__Problem details__.
A complete answer includes every line below with the word "MultiplyTransform".

__Records provided__.
##########

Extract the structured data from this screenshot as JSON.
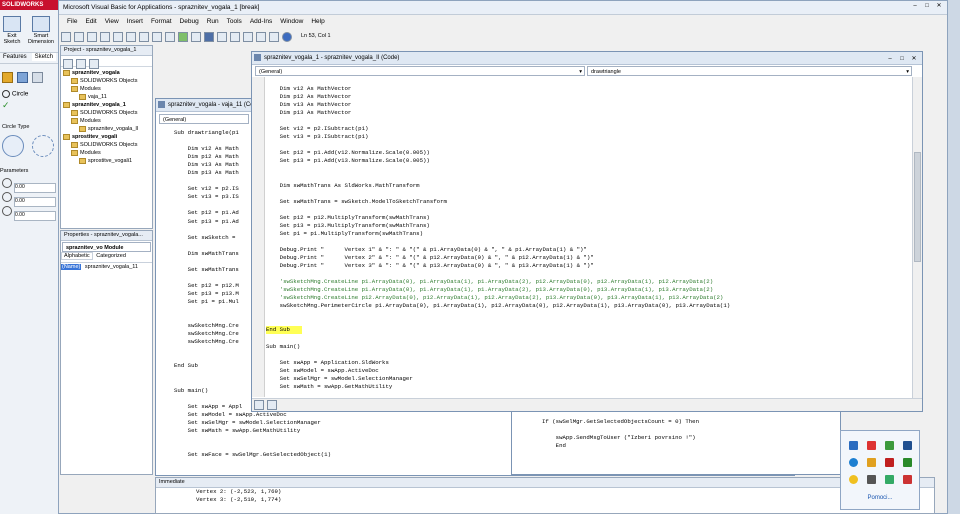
{
  "solidworks": {
    "logo": "SOLIDWORKS",
    "exit_sketch": "Exit Sketch",
    "smart_dimension": "Smart Dimension",
    "tabs": [
      "Features",
      "Sketch"
    ],
    "circle_label": "Circle",
    "circle_type_label": "Circle Type",
    "parameters_label": "Parameters",
    "param_values": [
      "0.00",
      "0.00",
      "0.00"
    ]
  },
  "vbe": {
    "title": "Microsoft Visual Basic for Applications - spraznitev_vogala_1 [break]",
    "menu": [
      "File",
      "Edit",
      "View",
      "Insert",
      "Format",
      "Debug",
      "Run",
      "Tools",
      "Add-Ins",
      "Window",
      "Help"
    ],
    "cursor_pos": "Ln 53, Col 1"
  },
  "project": {
    "title": "Project - spraznitev_vogala_1",
    "items": [
      {
        "label": "spraznitev_vogala",
        "level": 1,
        "bold": true
      },
      {
        "label": "SOLIDWORKS Objects",
        "level": 2
      },
      {
        "label": "Modules",
        "level": 2
      },
      {
        "label": "vaja_11",
        "level": 3
      },
      {
        "label": "spraznitev_vogala_1",
        "level": 1,
        "bold": true
      },
      {
        "label": "SOLIDWORKS Objects",
        "level": 2
      },
      {
        "label": "Modules",
        "level": 2
      },
      {
        "label": "spraznitev_vogala_II",
        "level": 3
      },
      {
        "label": "sprostitev_vogali",
        "level": 1,
        "bold": true
      },
      {
        "label": "SOLIDWORKS Objects",
        "level": 2
      },
      {
        "label": "Modules",
        "level": 2
      },
      {
        "label": "sprostitve_vogali1",
        "level": 3
      }
    ]
  },
  "properties": {
    "title": "Properties - spraznitev_vogala...",
    "object": "spraznitev_vo Module",
    "tabs": [
      "Alphabetic",
      "Categorized"
    ],
    "name_key": "(Name)",
    "name_value": "spraznitev_vogala_11"
  },
  "win_back": {
    "title": "spraznitev_vogala - vaja_11 (Code)",
    "dropdown": "(General)",
    "lines": [
      "Sub drawtriangle(p1",
      "",
      "    Dim v12 As Math",
      "    Dim p12 As Math",
      "    Dim v13 As Math",
      "    Dim p13 As Math",
      "",
      "    Set v12 = p2.IS",
      "    Set v13 = p3.IS",
      "",
      "    Set p12 = p1.Ad",
      "    Set p13 = p1.Ad",
      "",
      "    Set swSketch =",
      "",
      "    Dim swMathTrans",
      "",
      "    Set swMathTrans",
      "",
      "    Set p12 = p12.M",
      "    Set p13 = p13.M",
      "    Set p1 = p1.Mul",
      "",
      "",
      "    swSketchMng.Cre",
      "    swSketchMng.Cre",
      "    swSketchMng.Cre",
      "",
      "",
      "End Sub",
      "",
      "",
      "Sub main()",
      "",
      "    Set swApp = Appl",
      "    Set swModel = swApp.ActiveDoc",
      "    Set swSelMgr = swModel.SelectionManager",
      "    Set swMath = swApp.GetMathUtility",
      "",
      "",
      "    Set swFace = swSelMgr.GetSelectedObject(1)"
    ]
  },
  "win_front": {
    "title": "spraznitev_vogala_1 - spraznitev_vogala_II (Code)",
    "dropdown_left": "(General)",
    "dropdown_right": "drawtriangle",
    "lines": [
      {
        "t": "    Dim v12 As MathVector"
      },
      {
        "t": "    Dim p12 As MathVector"
      },
      {
        "t": "    Dim v13 As MathVector"
      },
      {
        "t": "    Dim p13 As MathVector"
      },
      {
        "t": ""
      },
      {
        "t": "    Set v12 = p2.ISubtract(p1)"
      },
      {
        "t": "    Set v13 = p3.ISubtract(p1)"
      },
      {
        "t": ""
      },
      {
        "t": "    Set p12 = p1.Add(v12.Normalize.Scale(0.005))"
      },
      {
        "t": "    Set p13 = p1.Add(v13.Normalize.Scale(0.005))"
      },
      {
        "t": ""
      },
      {
        "t": ""
      },
      {
        "t": "    Dim swMathTrans As SldWorks.MathTransform"
      },
      {
        "t": ""
      },
      {
        "t": "    Set swMathTrans = swSketch.ModelToSketchTransform"
      },
      {
        "t": ""
      },
      {
        "t": "    Set p12 = p12.MultiplyTransform(swMathTrans)"
      },
      {
        "t": "    Set p13 = p13.MultiplyTransform(swMathTrans)"
      },
      {
        "t": "    Set p1 = p1.MultiplyTransform(swMathTrans)"
      },
      {
        "t": ""
      },
      {
        "t": "    Debug.Print \"      Vertex 1\" & \": \" & \"(\" & p1.ArrayData(0) & \", \" & p1.ArrayData(1) & \")\""
      },
      {
        "t": "    Debug.Print \"      Vertex 2\" & \": \" & \"(\" & p12.ArrayData(0) & \", \" & p12.ArrayData(1) & \")\""
      },
      {
        "t": "    Debug.Print \"      Vertex 3\" & \": \" & \"(\" & p13.ArrayData(0) & \", \" & p13.ArrayData(1) & \")\""
      },
      {
        "t": ""
      },
      {
        "t": "    'swSketchMng.CreateLine p1.ArrayData(0), p1.ArrayData(1), p1.ArrayData(2), p12.ArrayData(0), p12.ArrayData(1), p12.ArrayData(2)",
        "c": "green"
      },
      {
        "t": "    'swSketchMng.CreateLine p1.ArrayData(0), p1.ArrayData(1), p1.ArrayData(2), p13.ArrayData(0), p13.ArrayData(1), p13.ArrayData(2)",
        "c": "green"
      },
      {
        "t": "    'swSketchMng.CreateLine p12.ArrayData(0), p12.ArrayData(1), p12.ArrayData(2), p13.ArrayData(0), p13.ArrayData(1), p13.ArrayData(2)",
        "c": "green"
      },
      {
        "t": "    swSketchMng.PerimeterCircle p1.ArrayData(0), p1.ArrayData(1), p12.ArrayData(0), p12.ArrayData(1), p13.ArrayData(0), p13.ArrayData(1)"
      },
      {
        "t": ""
      },
      {
        "t": ""
      },
      {
        "t": "End Sub",
        "hl": true
      },
      {
        "t": ""
      },
      {
        "t": "Sub main()"
      },
      {
        "t": ""
      },
      {
        "t": "    Set swApp = Application.SldWorks"
      },
      {
        "t": "    Set swModel = swApp.ActiveDoc"
      },
      {
        "t": "    Set swSelMgr = swModel.SelectionManager"
      },
      {
        "t": "    Set swMath = swApp.GetMathUtility"
      }
    ]
  },
  "win_right": {
    "lines": [
      "If (swSelMgr.GetSelectedObjectsCount = 0) Then",
      "",
      "    swApp.SendMsgToUser (\"Izberi povrsino !\")",
      "    End"
    ]
  },
  "immediate": {
    "title": "Immediate",
    "lines": [
      "Vertex 2: (-2,523, 1,769)",
      "Vertex 3: (-2,510, 1,774)"
    ]
  },
  "notification": {
    "link": "Pomoci..."
  }
}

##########

__Result of this task__.
        "t": "    Set p12 = p12.MultiplyTransform(swMathTrans)"
        "t": "    Set p13 = p13.MultiplyTransform(swMathTrans)"
        "t": "    Set p1 = p1.MultiplyTransform(swMathTrans)"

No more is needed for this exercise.